  6. The taxpayer is elderly or has health issues.
  7. The majority of the hours claimed are for work that does not materially impact operations.
  8. Business operations would continue uninterrupted if the taxpayer did not perform the services claimed.

Passive Activity

A passive activity means any activity which involves the conduct of any trade or business in which the taxpayer does not materially participate and any rental activity unless the taxpayer is a real estate professional. IRC § 469(c). Any other type of income, while it may seem passive, is nonpassive and cannot be used to trigger passive losses. The fact that the taxpayer did not work for the income, or that the income may be designated as “passive” under a Code section other than Code Sec. 469 is irrelevant. Sometimes rental income is not passive. Reg. Sec. 1.469-2(f)(6), which is known as the “self-rental rule,”  provides that when a taxpayer rents property to his own business, the income is not passive activity income. There is also a special deduction that allows a “natural person” to deduct up to $25,000 of rental real estate losses against nonpassive income. Code Sec. 469(i). Learn more about this special deduction.

Generally a limited partner is treated as “passive” for the partnership. Code Sec. 469(h)(2). However, Reg. Sec. 1.469-5T(e)(3)(ii) provides that a partnership interest of an individual is not treated as a limited partnership interest if the individual is a general partner in the partnership at all times during the partnership’s tax year.

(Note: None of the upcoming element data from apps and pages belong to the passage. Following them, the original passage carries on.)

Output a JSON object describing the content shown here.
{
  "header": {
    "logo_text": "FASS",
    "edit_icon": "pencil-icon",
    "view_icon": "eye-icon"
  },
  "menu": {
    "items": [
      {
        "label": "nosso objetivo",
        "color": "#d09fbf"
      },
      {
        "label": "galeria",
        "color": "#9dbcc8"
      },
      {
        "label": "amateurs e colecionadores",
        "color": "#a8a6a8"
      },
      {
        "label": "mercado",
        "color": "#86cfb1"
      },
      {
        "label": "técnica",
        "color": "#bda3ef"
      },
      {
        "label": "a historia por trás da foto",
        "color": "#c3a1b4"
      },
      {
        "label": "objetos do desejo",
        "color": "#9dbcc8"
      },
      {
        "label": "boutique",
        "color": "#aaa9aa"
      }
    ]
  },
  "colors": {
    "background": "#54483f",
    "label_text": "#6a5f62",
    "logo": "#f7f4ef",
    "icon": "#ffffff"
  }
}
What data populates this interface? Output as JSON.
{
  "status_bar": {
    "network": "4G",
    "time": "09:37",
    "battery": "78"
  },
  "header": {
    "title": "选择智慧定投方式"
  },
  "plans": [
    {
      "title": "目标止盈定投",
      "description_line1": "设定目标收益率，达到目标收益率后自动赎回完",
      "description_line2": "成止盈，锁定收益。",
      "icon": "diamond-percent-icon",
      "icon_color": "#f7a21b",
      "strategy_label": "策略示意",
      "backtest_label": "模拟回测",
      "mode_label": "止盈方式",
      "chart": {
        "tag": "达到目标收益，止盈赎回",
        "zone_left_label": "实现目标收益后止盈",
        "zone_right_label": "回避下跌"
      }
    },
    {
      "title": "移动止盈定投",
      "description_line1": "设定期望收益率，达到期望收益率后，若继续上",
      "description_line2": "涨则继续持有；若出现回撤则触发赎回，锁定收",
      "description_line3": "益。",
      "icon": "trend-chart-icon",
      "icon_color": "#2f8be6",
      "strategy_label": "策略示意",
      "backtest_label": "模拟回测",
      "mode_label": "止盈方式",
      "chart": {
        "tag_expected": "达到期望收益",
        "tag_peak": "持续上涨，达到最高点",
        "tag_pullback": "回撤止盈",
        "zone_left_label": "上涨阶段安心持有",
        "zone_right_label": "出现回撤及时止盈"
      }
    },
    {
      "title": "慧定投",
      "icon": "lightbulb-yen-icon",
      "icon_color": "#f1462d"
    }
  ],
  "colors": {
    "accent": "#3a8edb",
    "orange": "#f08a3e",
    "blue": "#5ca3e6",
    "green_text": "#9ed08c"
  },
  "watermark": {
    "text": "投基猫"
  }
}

So, the taxpayer can qualify as materially participating in an activity under any one of the seven tests in Reg. Sec. 1.469-5T(a).

“Where a taxpayer receives income from a third party’s trade or business as a result of some capital or other transaction entered into between the taxpayer and the third-party’s business, the income is treated as either a capital gain or as investment or portfolio income that is not eligible to be offset by passive losses.”  Paragraph 247,145, Parker Tax Pro Library. Code Sec. 469 specifically excludes portfolio income from passive income.


The amount of loss that can be deducted is also limited by the “at-risk” rules. IRC § 465. Generally, the at-risk rules apply to all activities and the losses are limited to the amount for which the taxpayer is at-risk for that activity at the close of the tax year. The at-risk rules are designed to prevent a taxpayer from deducting losses in excess of the taxpayer’s actual economic investment in an activity. A taxpayer is considered at risk for (1) money and the adjusted basis of property contributed to an activity; and (2) amounts borrowed with respect to an activity for which the taxpayer is personally liable or has pledged property. IRC § 465(b)(1). Any loss from an activity which is not allowed under the at-risk rules can be carried over and treated as a deduction in future tax years.


To get the maximum income tax benefit from an activity, the owner should be materially participating, and the activity should be classified as a “for profit” activity. This article is meant to provide guidance for the business owner and is not legal advice. You should consult a tax professional before making any changes to your operation.


*This is for information purposes only and is not a substitute for legal advice or recommendations.